1968 was a watershed year for horror movies. Two events occurred that would shape horror movies for decades to come. The first was the release of Night of the Living Dead, naturally. The second was the trial of Ed Gein. Gein was apprehended in 1957, but was found mentally incompetent to stand trial at the the time. By the time of his trial, Gein had already made inroads into the horror genre--Psycho is famously based on Gein, and the children of Psycho are legion--but the Gein's trial shook something loose in the minds of filmmakers, and soon the grislier details of Gein's crimes began to filter into the genre. The supernova of films based on Gein is The Texas Chainsaw Massacre from 1974, of course, but another film based on Gein appeared the same year. Jeff Gillen and Alan Ormbsy's Deranged sticks closer to the facts of the case than any other film, and while it may not have the pile-driving horror of TCM, it has a weird ambiance all its own.
Ezra Cobb's crimes start with graverobbing. Unable to bear the loss of his mother, he digs her up and sets her corpse back in her long-time sick room. When one of his neighbors points tells Ez the function of newspaper obituaries, Ez begins to raid the cemetery for "parts." Mom, it seems, isn't holding up so well, so she requires maintenance. Of course, Ez doesn't stop there, and soon, he is set up with a date with the only woman his mother trusted (the others are whores who will give Ez syphilis, she says). When that woman comes on to Ez, he kills her. From there, there's no going back, and soon afterward, he begins abducting women, starting with the vivacious barmaid, Mary, for whom he wears his mother suit. Later, during hunting season, he shoots his neighbor's girlfriend, Sally. She hates hunting, but she works at a hardware store where guns and ammo are sold. Ez shoots her in the store, but he doesn't kill her. She wakes up in the back of his truck, and makes a run for it. Ez catches her and hangs her up in his barn like a deer ready to be dressed. Unfortunately for Ez, he's found in the act. Afterward, his neighbors burn his house to the ground.
Deranged has an eccentric story structure. While it follows the facts of the case in more or less chronological order, the movie is narrated by a fictional journalist played by Les Carlson, who shows up in-scene from time to time throughout the movie. This puts a vaguely post-modern sheen on the film, in spite of its grotty, drive-in exploitation look. The self-referential nature of the film also shows up in the film's occasional black humor. The filmmakers obviously have a great deal of affection for Ezra Cobb--the stand in for Gein--but it's as if they have to put a layer of irony between themselves and Gein, especially given the sheer ghastliness of what's on screen. Gein was famously a momma's boy of the worst sort, and this aspect of the story is occasionally played as a sick comedy. Oddly enough, the filmmakers choose not to play Gein's penchant for crossdressing for laughs, though, but that may have to do with the fact that in real life and in the movie, Gein dressed up in mother rather than as mother. There's a surprising duplication of imagery between Texas Chainsaw and Deranged.

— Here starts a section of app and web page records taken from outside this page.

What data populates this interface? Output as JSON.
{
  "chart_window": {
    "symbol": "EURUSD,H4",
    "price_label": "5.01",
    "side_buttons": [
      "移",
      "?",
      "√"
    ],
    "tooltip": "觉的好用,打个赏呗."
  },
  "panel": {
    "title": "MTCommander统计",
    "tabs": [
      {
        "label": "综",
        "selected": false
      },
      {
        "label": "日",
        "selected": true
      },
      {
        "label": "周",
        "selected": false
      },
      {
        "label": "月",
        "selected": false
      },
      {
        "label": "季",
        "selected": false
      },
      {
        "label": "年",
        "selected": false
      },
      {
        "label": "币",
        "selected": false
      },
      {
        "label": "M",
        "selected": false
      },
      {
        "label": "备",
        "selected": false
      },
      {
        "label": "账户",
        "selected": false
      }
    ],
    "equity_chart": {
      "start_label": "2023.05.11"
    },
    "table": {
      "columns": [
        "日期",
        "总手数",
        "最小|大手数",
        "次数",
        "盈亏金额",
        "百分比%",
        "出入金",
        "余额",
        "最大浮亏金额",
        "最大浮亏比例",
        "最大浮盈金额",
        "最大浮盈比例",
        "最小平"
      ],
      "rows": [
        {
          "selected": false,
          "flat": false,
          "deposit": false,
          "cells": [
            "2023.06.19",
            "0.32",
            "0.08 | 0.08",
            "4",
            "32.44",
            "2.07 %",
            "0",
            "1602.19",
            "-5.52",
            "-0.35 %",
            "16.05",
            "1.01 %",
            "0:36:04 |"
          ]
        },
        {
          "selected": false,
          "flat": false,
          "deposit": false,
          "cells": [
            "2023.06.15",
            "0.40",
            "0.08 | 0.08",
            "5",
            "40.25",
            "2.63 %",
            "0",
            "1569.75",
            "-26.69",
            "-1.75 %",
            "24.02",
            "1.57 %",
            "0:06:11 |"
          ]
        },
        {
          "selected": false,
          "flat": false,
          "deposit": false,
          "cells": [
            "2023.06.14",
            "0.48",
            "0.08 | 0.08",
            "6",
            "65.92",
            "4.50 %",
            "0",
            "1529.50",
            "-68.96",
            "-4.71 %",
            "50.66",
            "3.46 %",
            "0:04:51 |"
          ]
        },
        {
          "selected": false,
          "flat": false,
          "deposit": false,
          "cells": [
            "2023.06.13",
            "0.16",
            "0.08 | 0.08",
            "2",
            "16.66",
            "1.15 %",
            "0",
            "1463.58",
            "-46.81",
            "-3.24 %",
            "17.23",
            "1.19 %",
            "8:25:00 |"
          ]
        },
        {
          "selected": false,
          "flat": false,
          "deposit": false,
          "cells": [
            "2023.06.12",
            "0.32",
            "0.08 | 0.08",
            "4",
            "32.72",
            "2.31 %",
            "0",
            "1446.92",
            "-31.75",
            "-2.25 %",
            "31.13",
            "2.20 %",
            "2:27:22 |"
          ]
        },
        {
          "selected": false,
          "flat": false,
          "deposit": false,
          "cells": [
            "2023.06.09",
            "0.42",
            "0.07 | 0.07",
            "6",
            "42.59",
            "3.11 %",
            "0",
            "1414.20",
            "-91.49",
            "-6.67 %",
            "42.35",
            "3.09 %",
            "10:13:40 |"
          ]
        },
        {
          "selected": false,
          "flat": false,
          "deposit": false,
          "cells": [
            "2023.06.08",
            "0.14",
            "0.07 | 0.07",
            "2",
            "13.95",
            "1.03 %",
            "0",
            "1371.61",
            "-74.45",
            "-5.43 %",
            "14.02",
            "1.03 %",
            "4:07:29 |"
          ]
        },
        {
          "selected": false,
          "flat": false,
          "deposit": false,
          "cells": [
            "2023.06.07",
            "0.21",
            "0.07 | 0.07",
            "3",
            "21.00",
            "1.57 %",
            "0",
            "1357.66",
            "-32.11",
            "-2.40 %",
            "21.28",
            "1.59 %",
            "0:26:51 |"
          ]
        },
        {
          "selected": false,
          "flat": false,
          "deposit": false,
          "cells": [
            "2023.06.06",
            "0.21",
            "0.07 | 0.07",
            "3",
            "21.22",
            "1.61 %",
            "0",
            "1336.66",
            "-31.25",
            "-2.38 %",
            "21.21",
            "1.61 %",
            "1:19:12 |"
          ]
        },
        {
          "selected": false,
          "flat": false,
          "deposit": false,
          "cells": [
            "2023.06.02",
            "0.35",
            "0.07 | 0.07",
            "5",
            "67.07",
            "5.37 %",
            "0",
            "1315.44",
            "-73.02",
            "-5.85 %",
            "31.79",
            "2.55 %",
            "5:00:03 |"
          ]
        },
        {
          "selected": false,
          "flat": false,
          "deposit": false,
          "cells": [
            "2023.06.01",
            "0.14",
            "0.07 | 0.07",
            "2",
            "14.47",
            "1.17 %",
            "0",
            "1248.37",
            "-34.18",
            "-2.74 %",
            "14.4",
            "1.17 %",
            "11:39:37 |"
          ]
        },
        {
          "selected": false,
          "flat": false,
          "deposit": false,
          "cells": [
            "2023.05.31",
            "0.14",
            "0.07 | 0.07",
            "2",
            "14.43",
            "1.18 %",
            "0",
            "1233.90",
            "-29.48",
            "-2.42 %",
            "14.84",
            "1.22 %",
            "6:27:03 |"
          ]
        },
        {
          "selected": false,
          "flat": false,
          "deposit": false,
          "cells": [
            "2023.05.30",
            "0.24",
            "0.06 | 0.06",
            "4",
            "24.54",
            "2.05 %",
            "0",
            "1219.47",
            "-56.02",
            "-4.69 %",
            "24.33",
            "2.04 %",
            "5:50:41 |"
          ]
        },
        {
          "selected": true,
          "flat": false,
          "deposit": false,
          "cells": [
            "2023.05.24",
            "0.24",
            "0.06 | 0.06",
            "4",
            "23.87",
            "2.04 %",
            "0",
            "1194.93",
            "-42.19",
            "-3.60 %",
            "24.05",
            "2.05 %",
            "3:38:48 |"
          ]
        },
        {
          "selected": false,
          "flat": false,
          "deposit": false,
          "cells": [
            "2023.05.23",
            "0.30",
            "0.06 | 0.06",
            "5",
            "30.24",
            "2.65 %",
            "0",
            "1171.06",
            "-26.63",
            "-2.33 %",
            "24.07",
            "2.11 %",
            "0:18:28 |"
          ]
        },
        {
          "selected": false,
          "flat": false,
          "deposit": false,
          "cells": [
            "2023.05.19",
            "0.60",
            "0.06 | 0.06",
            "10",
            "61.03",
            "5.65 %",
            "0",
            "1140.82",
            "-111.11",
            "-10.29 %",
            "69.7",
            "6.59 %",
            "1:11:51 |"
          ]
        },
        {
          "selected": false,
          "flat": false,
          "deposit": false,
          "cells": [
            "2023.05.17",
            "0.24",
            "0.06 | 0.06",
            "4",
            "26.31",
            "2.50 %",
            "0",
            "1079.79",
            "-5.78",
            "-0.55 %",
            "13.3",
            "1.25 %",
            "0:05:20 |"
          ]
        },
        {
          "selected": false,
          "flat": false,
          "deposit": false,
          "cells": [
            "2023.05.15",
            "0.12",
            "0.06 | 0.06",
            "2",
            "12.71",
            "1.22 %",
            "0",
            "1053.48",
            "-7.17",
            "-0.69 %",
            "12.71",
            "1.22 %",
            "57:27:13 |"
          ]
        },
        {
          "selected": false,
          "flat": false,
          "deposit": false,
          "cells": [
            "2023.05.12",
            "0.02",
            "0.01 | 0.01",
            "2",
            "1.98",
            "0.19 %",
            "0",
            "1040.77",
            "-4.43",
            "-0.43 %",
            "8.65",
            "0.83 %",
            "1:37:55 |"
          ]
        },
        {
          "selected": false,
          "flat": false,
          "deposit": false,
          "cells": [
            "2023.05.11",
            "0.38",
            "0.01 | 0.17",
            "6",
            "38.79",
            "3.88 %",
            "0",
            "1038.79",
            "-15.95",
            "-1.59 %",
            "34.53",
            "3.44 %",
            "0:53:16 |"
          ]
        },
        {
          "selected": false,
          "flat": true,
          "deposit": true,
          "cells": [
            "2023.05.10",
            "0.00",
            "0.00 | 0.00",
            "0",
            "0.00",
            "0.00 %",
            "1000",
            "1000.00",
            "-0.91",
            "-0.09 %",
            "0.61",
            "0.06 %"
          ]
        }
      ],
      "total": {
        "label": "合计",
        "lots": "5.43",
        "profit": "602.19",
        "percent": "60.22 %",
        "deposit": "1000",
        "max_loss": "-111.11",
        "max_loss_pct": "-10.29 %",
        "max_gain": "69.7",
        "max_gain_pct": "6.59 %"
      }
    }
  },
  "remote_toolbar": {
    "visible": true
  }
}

The central set piece in both films is a dinner party in which the guest honor is the current victim, though Deranged puts an emphatic stamp of "no exit" on its version.
Apart from the central conceit of the film, this has a flat, reportorial style. It doesn't indulge in any kind of expressionism, per se, but it has a measure of mood imparted by its chilly, winter time setting. It has the distinctive look of a one of the tax shelter horror films churned out in Canada during this time period, but it's a look that totally works for the film. As rural Gothics go, this pretty much nails it: it looks like a twisted re-imagining of a Grant Wood painting.
Deranged has a surprisingly low body count, but that's not surprising given the fidelity it shows to its source material. Gein only killed three people. He barely even qualifies as a serial killer, even though he stands as some kind of serial killer archetype these days. Deranged makes its murders hurt, though. It toys with the audience's expectation that there's an out for the victims, but its merciless in shutting that door.
The filmmakers are particularly fortunate in their choice of lead actors. One of the actors they auditioned for the role was Harvey Keitel, of all people, but they went with Roberts Blossom instead. Blossom plays Ezra Cobb with just the right note of craziness. He seems harmless to those around him, and Blossom gets this right, but when he's off his nut, he's totally scary. It's a bravura performance, one that's completely unexpected from this sector of filmmaking. But then, the movie proves smarter than the average exploitation film most of the time. All the while, the filmmakers studiously provide the grue the audience paid to see. Gein is good for that. As set pieces go, the scene with the ice cream scoop is pretty nasty, though it's one that gets omitted from some prints of the film (including the MGM disc linked below, unfortunately). Caveat emptor, I guess. Even abridged, Deranged is still a piece of work.